The first line of thought is the “deep state”. It refers to the bureaucracy of the administrative branch. They’re the experts, advisors, and bureaucrats who are assigned to carry out the president’s wishes. The term “deep state” is not meant by the authors to be evil as portrayed by our previous president’s administration.

How much power should the expertise-driven bureaucracy have when it comes to putting checks on a sitting president? Should bureaucrats be able to act according to laws and traditions on everything from tax collection, meat inspection, vehicle safety, environmental protections to national security planning? Are these partisan or non-partisan issues?

Since the Great Depression, the size and scope of the power of the federal government over the lives of average Americans has increased dramatically. Executive branch power has grown to the point that it has “turned American government into a presidency centered government.”

The second line of thought is found among conservatives and is called the “unitary executive”. In this approach to governing, all power of the executive lies in the hands of the president. The ability to hire and fire administrators ensures the president’s decisions will be carried out.

Throughout modern American history since the Great Depression and FDR’s New Deal, there has been a tension between the two theories of governing. In the modern period, this diffusion of power is disappearing because of Supreme Court decisions, according to the authors.

The Constitution clearly states that “the executive Power shall be vested in a President of the United States.” The late conservative justice Antonin Scalia put it this way: “’This does not mean some of the executive power, but all of the executive power.’ In other words, executive power lies with the president and the president alone.”

This issue arose with Scalia’s lone dissenting voice in the 1988 Supreme court ruling in Morrison v. Olson. Out of this case came the holding that “Congress could protect ‘inferior’ executive -branch officers—in this case, the independent counsel [who were investigating senior government officials]—from being dismissed by the president without cause.”

In the 2020 ruling in Seila Law v. Consumer Financial Protection Bureau, the conservatively dominated court ruled that senior inferior officers are not protected from removal from office without cause “if they are the singular head of an independent agency, versus one of a number of commissioners in charge of an agency.” On the surface this seems reasonable, but not “if the whole point of independent agencies is their independence….” This ruling took a great deal of power away from Congress and put it in the hands of the president.

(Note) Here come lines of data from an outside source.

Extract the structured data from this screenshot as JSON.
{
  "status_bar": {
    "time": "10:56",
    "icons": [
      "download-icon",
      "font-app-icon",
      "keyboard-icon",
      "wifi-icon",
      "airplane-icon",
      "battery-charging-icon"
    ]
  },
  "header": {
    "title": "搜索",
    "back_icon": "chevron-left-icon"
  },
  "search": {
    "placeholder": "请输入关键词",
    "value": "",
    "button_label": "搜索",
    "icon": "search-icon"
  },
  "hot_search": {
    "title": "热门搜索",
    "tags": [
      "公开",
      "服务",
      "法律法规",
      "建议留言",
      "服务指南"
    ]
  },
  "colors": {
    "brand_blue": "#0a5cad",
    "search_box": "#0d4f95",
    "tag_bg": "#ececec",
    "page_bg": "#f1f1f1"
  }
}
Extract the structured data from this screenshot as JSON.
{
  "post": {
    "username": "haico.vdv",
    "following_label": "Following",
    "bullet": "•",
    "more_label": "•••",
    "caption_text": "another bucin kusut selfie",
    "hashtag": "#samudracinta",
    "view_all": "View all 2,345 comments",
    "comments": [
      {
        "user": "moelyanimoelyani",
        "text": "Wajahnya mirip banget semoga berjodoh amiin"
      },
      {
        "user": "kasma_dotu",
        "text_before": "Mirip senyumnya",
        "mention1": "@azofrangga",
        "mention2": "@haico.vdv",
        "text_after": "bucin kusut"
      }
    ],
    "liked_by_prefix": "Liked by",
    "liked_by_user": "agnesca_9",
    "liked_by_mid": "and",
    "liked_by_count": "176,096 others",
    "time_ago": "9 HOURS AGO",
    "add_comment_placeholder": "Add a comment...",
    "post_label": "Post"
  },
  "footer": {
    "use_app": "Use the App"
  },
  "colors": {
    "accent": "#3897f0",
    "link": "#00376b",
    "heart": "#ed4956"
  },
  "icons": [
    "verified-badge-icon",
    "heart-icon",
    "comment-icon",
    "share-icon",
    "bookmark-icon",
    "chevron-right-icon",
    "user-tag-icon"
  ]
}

In 2021 Justice Amy Coney Barrett cast the deciding 5-4 vote in U.S. v. Arthrex. In this case, there are 200 patent judges in the U.S. Patent and Trademark Office who hear challenges to validity of granted patents. This case ruled that each of those judges is subject to dismissal by the president because no one supervises them. With this decision the power of a president increased dramatically, enough to fire a judge, whose job is to be independent.

Although Trump is no longer president, and will not likely ever be president again, the door to future chief executives being able to fire lower levels of government officials has now been increased. As the article concludes, “the presidency ends up being accountable to virtually no one…. We should expect future presidents will use it as such.”

In fact, the Biden administration fired the Trump-appointed commissioner of the Social Security Administration without cause, although the Democrats have not in the past supported the unitary execute theory. “If the unitary executive theory is ascendant, even Democrats want to reap the benefits.”

The solution to this increase in the power of the chief executive lies with the Court. As the authors stated, “…The United States is better off with tension between the Oval Office and its bureaucracy…. The United States may simply have to hope that the Court will respond differently in the future, in defense of checks on presidential authority, if the country elects another Trump, because the alternative—a president unbounded by either external or internal checks—would be worse.”